• **Task to complete**
Work out how many lines of the data below hold the string "true". Answer with that number alone.
BEGIN Records provided
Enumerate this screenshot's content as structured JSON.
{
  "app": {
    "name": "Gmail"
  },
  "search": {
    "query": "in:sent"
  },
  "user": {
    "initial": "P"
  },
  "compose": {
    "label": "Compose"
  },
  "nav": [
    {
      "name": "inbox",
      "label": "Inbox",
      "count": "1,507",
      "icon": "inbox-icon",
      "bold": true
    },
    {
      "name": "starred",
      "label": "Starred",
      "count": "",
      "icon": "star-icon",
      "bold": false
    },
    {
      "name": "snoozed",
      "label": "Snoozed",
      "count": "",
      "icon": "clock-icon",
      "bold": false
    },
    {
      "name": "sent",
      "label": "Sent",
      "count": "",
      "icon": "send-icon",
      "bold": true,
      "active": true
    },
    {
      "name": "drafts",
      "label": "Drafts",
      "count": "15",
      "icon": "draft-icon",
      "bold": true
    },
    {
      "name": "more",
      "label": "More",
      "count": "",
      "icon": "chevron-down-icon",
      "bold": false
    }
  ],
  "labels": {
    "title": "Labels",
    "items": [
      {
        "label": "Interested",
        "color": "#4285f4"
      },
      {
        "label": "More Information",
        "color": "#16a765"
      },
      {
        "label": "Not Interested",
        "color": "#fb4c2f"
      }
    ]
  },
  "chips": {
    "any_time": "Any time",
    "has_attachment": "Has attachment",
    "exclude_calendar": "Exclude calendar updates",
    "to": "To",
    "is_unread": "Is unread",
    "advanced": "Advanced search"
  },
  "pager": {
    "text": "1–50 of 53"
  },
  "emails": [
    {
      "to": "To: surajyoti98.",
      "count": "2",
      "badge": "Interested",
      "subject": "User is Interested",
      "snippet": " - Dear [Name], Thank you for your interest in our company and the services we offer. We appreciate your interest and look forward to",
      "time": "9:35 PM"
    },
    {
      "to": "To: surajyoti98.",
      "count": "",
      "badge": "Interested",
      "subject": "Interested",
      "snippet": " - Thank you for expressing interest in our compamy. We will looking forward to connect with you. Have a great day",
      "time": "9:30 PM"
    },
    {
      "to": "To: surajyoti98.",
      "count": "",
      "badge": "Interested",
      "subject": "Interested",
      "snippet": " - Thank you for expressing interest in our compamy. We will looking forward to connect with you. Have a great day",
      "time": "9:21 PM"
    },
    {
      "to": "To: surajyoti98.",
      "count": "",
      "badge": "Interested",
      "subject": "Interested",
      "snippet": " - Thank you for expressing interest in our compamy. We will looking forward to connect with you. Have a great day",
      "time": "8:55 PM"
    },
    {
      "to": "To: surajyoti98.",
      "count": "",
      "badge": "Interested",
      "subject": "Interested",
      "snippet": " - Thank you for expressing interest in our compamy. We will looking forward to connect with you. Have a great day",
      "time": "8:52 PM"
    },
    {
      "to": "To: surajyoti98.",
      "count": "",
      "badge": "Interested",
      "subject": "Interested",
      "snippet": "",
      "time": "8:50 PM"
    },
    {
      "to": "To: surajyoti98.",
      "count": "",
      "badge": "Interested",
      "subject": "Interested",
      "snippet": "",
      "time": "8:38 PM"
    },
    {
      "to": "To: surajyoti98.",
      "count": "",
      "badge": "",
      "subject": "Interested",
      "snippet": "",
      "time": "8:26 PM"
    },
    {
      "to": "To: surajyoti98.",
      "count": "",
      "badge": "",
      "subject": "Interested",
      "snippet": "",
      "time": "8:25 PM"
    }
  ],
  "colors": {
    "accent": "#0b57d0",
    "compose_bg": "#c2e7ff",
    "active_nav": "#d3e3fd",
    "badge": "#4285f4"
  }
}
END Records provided
• **Answer to this exercise**
4